Work order: How many lines of the data contain the string "PÉREZ"? Write the number and nothing more.

......

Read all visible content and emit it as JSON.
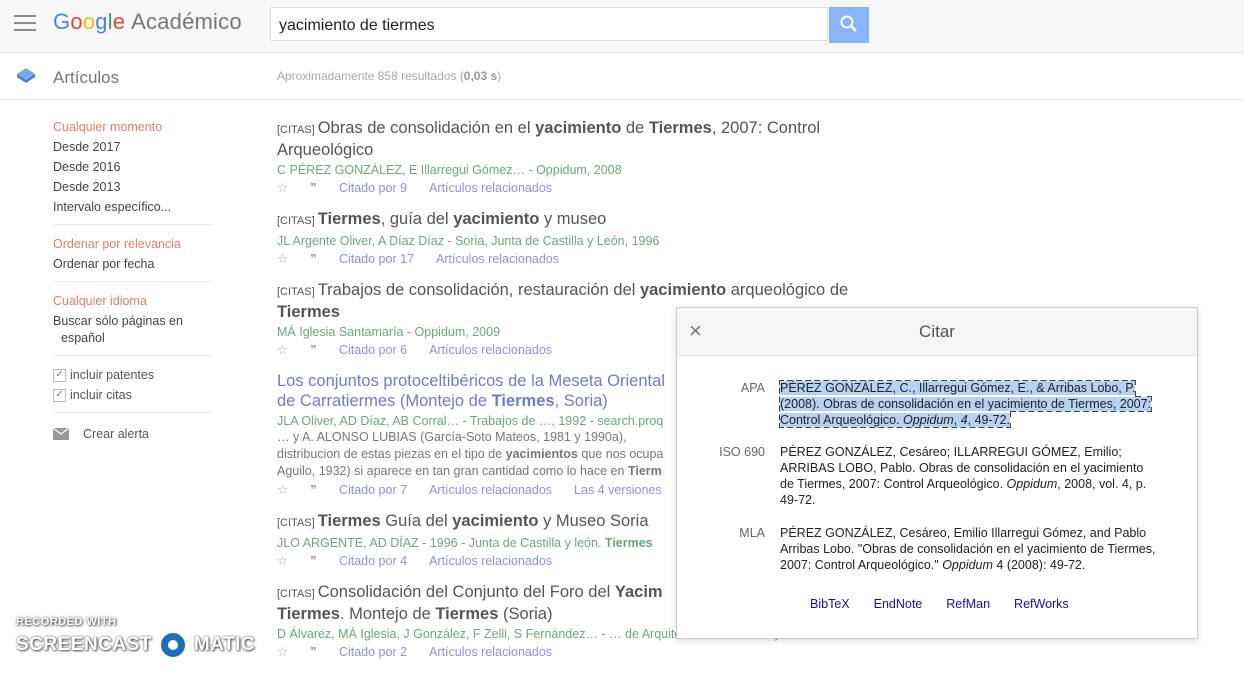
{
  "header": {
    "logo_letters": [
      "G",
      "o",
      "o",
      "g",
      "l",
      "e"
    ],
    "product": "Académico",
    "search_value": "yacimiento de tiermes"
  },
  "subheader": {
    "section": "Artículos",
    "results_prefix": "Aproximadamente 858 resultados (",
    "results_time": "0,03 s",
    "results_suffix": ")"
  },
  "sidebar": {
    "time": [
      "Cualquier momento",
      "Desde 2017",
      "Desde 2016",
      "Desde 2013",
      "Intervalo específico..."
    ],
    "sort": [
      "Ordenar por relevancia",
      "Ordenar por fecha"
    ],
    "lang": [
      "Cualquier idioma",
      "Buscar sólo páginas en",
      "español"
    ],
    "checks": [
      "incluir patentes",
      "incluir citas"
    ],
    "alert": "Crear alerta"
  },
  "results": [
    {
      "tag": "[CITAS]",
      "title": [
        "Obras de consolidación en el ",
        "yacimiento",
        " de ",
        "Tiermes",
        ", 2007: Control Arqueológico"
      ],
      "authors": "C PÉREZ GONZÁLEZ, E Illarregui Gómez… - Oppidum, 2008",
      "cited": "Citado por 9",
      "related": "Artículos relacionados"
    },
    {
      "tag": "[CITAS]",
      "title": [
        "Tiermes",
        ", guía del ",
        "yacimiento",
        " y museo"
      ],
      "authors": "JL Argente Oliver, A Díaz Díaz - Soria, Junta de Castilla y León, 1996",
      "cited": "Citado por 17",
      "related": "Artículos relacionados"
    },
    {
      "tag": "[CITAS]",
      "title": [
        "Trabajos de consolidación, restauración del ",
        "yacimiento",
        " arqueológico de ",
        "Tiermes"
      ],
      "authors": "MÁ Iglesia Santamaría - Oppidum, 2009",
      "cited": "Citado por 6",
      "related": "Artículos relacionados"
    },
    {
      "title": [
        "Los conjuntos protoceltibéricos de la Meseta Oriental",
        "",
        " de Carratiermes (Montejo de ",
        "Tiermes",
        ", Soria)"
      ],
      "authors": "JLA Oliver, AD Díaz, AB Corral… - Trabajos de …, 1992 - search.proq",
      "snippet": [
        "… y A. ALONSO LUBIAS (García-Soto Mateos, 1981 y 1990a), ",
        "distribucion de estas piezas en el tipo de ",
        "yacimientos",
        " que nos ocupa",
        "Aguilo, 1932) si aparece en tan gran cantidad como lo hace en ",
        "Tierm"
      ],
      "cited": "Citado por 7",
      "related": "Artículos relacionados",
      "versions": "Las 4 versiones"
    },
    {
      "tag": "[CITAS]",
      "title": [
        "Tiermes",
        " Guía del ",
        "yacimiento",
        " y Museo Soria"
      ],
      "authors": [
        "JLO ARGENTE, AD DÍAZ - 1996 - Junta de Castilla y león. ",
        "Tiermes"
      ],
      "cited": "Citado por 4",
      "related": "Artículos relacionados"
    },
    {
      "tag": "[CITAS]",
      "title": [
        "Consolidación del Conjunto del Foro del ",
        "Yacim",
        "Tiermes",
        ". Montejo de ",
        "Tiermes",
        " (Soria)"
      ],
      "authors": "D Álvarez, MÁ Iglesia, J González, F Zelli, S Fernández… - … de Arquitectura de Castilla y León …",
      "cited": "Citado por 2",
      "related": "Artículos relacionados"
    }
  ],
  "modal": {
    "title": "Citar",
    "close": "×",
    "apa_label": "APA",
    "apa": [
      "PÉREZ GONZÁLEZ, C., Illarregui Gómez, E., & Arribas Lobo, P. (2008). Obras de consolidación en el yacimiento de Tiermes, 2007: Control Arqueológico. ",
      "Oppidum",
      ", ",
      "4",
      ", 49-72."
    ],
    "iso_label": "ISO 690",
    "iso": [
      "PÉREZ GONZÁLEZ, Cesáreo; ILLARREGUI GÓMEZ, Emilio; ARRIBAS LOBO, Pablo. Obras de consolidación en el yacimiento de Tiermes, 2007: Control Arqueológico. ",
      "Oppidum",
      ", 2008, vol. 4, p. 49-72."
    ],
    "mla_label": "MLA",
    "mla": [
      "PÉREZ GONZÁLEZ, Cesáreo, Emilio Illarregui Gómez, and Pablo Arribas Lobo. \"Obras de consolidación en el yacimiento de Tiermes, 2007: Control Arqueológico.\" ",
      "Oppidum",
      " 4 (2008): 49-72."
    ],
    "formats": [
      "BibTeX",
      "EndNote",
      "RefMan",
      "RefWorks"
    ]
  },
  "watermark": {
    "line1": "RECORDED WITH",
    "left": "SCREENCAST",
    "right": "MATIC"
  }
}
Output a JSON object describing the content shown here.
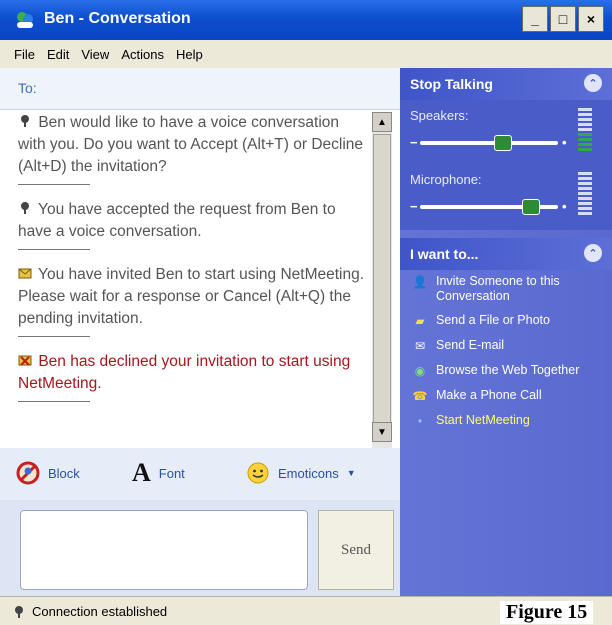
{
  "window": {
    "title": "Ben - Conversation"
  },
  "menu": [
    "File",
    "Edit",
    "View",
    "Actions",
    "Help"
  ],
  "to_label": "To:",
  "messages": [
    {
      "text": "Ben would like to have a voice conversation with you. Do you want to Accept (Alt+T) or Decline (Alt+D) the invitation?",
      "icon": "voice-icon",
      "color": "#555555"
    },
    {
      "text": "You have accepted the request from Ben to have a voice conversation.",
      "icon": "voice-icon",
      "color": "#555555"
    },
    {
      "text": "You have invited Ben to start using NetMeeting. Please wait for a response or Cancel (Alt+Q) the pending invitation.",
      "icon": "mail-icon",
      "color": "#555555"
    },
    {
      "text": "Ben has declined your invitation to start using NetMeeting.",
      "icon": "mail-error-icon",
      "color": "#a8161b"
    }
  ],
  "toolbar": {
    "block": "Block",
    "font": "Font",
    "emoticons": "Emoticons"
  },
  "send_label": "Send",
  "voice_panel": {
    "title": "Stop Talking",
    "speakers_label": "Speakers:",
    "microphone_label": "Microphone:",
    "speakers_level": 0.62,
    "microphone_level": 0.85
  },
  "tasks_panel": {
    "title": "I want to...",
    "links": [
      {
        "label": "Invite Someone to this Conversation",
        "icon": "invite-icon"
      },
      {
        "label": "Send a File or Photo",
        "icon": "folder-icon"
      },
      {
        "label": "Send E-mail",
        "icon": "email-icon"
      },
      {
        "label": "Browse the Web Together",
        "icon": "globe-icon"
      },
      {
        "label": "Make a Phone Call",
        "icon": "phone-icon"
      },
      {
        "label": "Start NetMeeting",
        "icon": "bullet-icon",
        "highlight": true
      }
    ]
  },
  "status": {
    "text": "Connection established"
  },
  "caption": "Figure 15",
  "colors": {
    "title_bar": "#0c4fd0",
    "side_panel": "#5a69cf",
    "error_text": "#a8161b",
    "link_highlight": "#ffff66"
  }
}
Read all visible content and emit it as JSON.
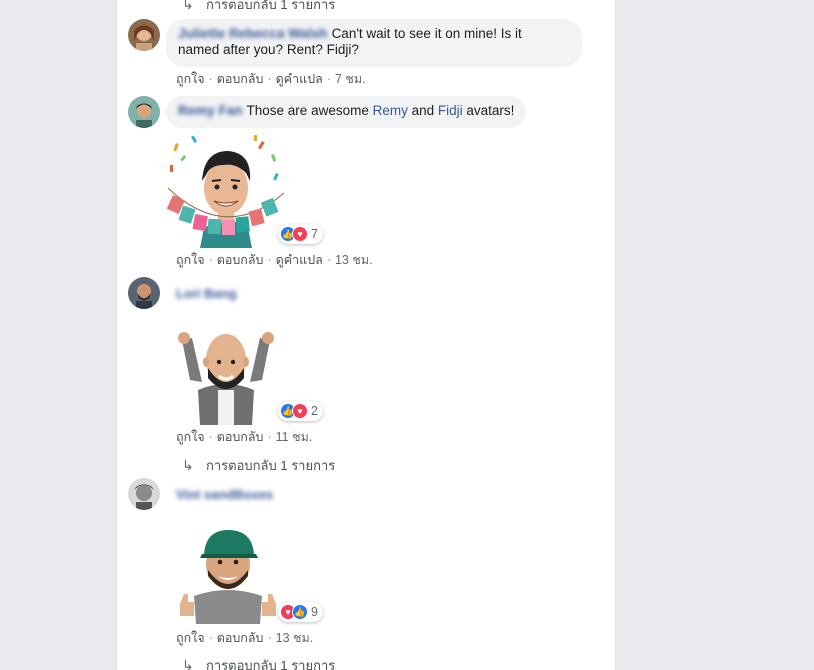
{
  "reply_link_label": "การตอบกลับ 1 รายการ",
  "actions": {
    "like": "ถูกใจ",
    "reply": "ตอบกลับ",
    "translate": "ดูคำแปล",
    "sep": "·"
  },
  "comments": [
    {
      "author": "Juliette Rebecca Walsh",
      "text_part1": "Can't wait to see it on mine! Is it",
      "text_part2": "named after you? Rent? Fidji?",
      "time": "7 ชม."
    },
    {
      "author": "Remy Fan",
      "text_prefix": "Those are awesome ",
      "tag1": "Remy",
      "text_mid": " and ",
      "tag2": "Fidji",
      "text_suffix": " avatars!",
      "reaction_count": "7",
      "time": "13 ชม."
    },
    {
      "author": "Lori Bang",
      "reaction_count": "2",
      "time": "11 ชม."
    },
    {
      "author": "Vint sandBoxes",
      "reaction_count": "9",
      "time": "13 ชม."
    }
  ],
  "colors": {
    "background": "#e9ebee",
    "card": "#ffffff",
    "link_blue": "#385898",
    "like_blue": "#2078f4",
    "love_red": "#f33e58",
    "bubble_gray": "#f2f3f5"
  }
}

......

Answer space: 4